Hot off the heels of his greatest commercial success, The Awful Truth (1937), which won McCarey an Oscar, and his greatest artistic success, Make Way For Tomorrow (also 1937), which he credited as the rightful award-winner in his acceptance speech, Love Affair demonstrates McCarey refining, respectively, the screwball charm and emotional profundity of those films into something that moves graciously from dazzling to soul-stirring. Dunne and Boyer have all the charm and seductive power of the classic screwball couple—he is an international playboy, she a successful lounge singer, and their first meeting is filled with the sort of quips typical of the screwball style—but McCarey uses their playful banter to explore depths of unspoken feeling in surprising ways. Late in the movie, months after Dunne stands Boyer up at their Empire State Building rendezvous and subsequently hides from him, he arrives at her apartment unannounced and ready to demand answers. Yet he goes about the whole thing amiably and indirectly, pretending that it was he who bailed on their date and that he never really cared about the whole affair. As they both go along with Boyer’s lie—Dunne starts pretending that it was she who waited for him that night—the heartbreak behind their cordial witticisms becomes increasingly painful the longer they try to hide it.
McCarey is often more interested in exploring the rich world around the characters than indulging in histrionic displays of their suffering. Characters frequently burst out of the background to interrupt a scene and steal all its focus, but always expand upon its core emotions. In one scene Boyer, melancholically strolling around the Empire State Building on a frosty night, is interrupted by a random Christmas-tree-carrying pedestrian. As he drunkenly quips at Boyer, “You don’t know what struggle means… I live on 186th street and they won’t let me on the subway,” before hefting his tree higher on his shoulder and gingerly strolling on, McCarey builds a sense that the couple is both bigger and smaller than the world around them. The entire universe seems in sync with their unconsummated romance, elevating it to almost mythical proportions, and yet reminders of their ultimate ordinariness abound.

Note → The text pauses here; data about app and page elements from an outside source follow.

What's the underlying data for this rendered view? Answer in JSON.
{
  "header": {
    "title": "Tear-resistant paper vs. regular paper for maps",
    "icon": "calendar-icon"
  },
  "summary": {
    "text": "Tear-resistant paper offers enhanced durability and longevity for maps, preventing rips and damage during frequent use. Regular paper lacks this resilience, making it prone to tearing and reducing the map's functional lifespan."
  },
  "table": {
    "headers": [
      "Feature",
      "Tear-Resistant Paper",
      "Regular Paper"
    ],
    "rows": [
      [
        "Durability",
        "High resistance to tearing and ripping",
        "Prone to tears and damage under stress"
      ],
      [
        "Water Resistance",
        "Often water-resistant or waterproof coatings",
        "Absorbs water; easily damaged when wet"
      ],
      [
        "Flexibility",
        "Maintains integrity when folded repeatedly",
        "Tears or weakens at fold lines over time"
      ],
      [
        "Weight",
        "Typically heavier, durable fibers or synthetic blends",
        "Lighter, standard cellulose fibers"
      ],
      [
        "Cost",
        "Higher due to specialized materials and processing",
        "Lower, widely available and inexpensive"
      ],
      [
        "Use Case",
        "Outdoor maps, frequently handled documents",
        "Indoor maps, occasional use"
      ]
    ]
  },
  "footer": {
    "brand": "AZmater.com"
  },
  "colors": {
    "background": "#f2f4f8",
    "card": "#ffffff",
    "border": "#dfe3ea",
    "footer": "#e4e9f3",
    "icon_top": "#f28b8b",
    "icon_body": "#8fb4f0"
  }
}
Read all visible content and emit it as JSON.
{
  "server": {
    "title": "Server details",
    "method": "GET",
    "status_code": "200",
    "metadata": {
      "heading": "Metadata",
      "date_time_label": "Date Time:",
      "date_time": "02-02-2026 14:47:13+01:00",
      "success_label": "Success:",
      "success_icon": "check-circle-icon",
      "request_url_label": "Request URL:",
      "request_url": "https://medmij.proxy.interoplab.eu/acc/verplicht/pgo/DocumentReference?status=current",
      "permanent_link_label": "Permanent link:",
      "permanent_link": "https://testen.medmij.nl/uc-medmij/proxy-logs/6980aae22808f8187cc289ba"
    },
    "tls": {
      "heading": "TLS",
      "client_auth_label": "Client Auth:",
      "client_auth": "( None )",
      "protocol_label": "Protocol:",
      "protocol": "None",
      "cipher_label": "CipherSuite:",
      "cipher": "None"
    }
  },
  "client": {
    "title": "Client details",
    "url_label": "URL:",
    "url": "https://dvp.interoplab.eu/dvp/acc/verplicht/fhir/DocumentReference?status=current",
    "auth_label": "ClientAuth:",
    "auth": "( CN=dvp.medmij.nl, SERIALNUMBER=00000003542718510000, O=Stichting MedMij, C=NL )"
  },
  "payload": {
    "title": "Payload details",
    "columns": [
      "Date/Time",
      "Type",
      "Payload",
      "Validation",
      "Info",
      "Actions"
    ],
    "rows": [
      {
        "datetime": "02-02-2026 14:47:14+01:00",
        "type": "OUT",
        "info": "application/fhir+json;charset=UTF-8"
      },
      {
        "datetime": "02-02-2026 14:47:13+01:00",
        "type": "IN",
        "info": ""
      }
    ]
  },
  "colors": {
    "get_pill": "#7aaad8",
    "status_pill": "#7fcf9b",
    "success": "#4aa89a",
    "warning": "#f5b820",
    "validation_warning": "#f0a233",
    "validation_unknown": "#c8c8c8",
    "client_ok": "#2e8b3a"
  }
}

Love Affair screens tonight, December 21, and every day through December 28 (with the exception of Christmas Day), in a digital restoration at the Museum of Modern Art.